§ **Exercise goal**: Each line of the data that mentions the string "Days" needs to be identified and copied.
*** The records
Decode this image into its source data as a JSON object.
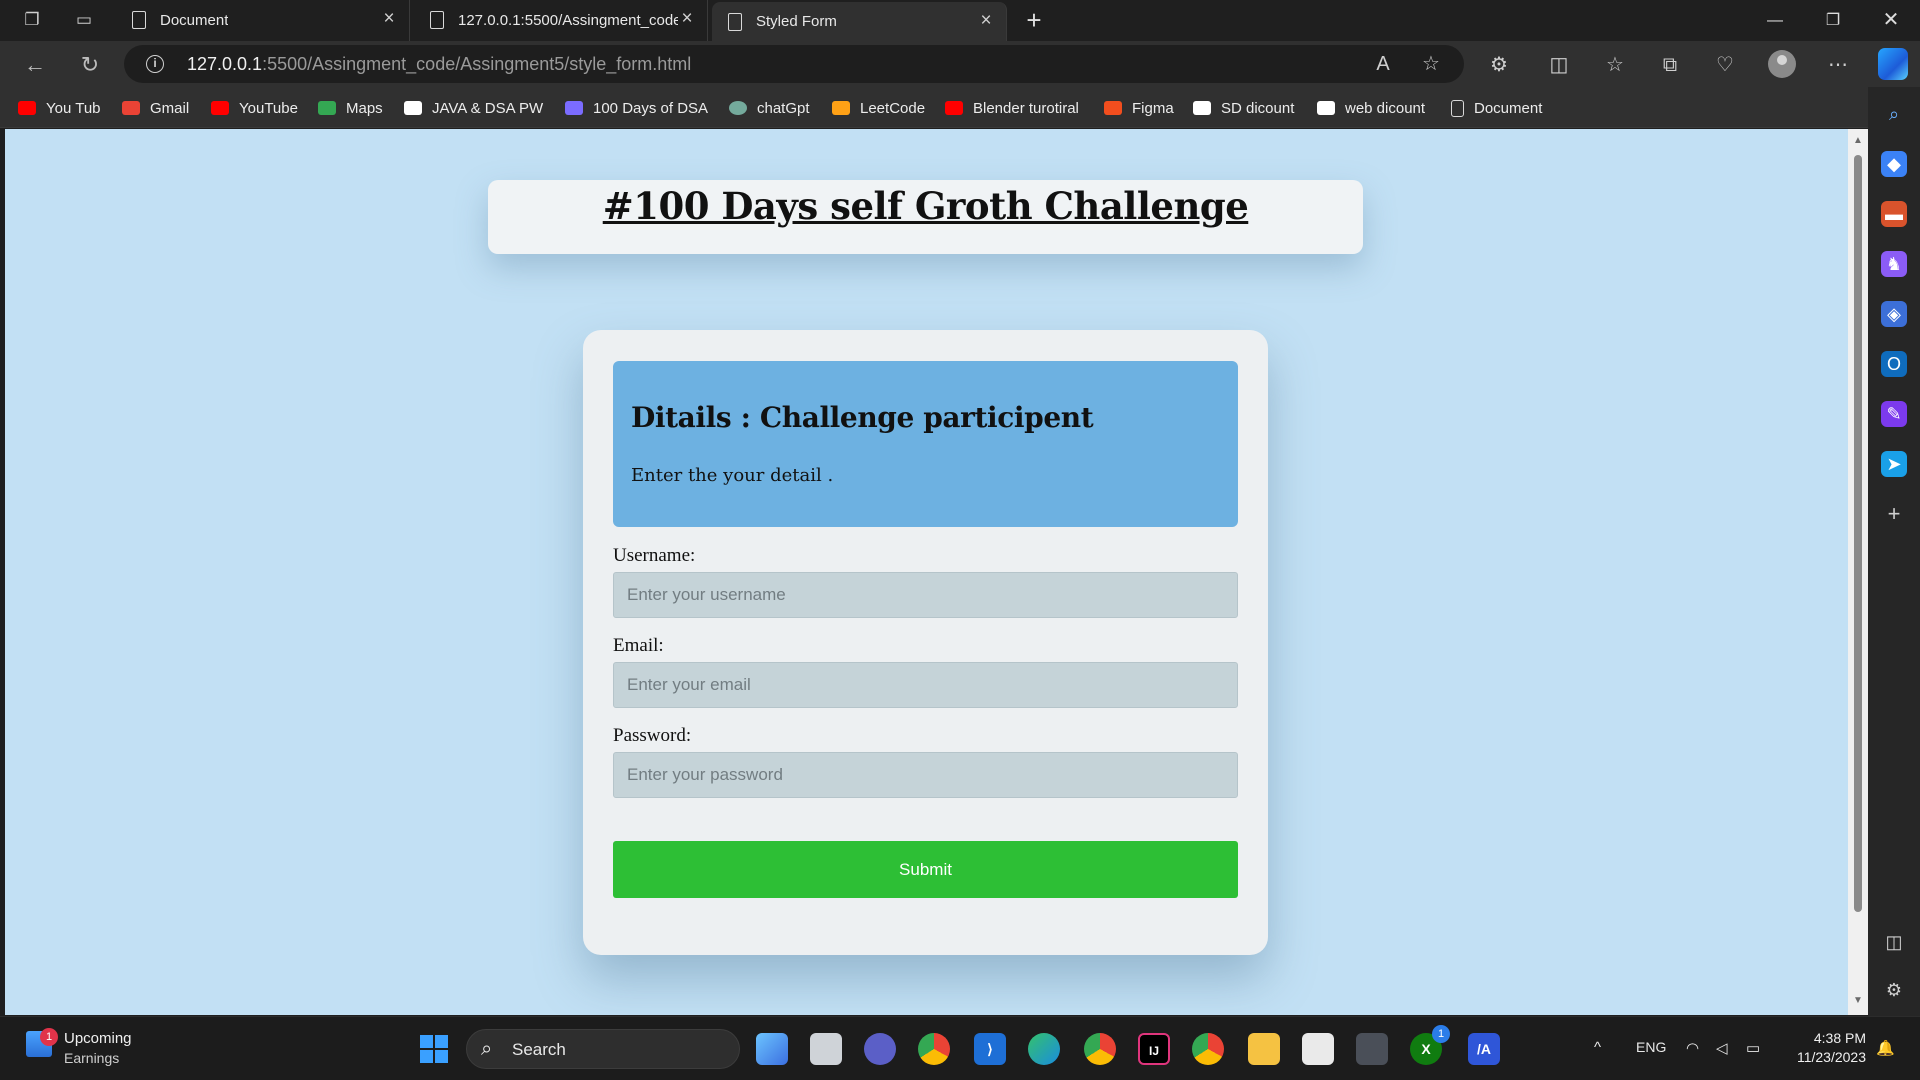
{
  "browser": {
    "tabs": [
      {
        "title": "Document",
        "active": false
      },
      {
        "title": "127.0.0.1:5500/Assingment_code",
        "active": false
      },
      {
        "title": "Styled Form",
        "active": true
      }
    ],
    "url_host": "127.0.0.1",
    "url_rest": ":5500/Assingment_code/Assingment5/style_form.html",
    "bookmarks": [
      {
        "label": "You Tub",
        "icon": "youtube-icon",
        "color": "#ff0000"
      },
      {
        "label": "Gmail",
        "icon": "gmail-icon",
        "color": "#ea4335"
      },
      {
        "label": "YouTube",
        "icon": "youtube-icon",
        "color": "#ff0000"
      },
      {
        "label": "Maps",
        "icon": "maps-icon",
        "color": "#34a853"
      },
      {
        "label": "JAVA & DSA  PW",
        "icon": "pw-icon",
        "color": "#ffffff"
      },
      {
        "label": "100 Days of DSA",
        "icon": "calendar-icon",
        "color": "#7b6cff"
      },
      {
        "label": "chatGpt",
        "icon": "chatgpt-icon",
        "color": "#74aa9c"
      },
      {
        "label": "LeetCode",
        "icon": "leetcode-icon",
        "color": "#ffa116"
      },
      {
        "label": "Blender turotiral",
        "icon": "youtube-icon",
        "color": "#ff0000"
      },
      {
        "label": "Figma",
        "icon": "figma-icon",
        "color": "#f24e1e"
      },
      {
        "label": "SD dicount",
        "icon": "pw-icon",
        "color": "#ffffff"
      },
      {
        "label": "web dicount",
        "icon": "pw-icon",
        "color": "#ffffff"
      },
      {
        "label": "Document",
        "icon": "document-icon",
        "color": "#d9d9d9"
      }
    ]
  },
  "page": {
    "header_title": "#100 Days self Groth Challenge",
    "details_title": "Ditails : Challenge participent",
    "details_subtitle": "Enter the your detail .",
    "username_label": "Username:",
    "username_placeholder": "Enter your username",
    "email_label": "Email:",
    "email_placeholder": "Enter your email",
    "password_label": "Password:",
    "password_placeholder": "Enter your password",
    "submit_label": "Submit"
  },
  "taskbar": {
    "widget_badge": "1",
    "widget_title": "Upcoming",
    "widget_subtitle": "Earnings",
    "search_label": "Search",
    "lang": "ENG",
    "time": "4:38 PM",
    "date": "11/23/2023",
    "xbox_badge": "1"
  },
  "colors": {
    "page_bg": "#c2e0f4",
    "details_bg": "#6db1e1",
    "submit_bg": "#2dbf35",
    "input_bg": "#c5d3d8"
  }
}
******
§ **Exercise answer**:
        "label": "100 Days of DSA",
    "header_title": "#100 Days self Groth Challenge",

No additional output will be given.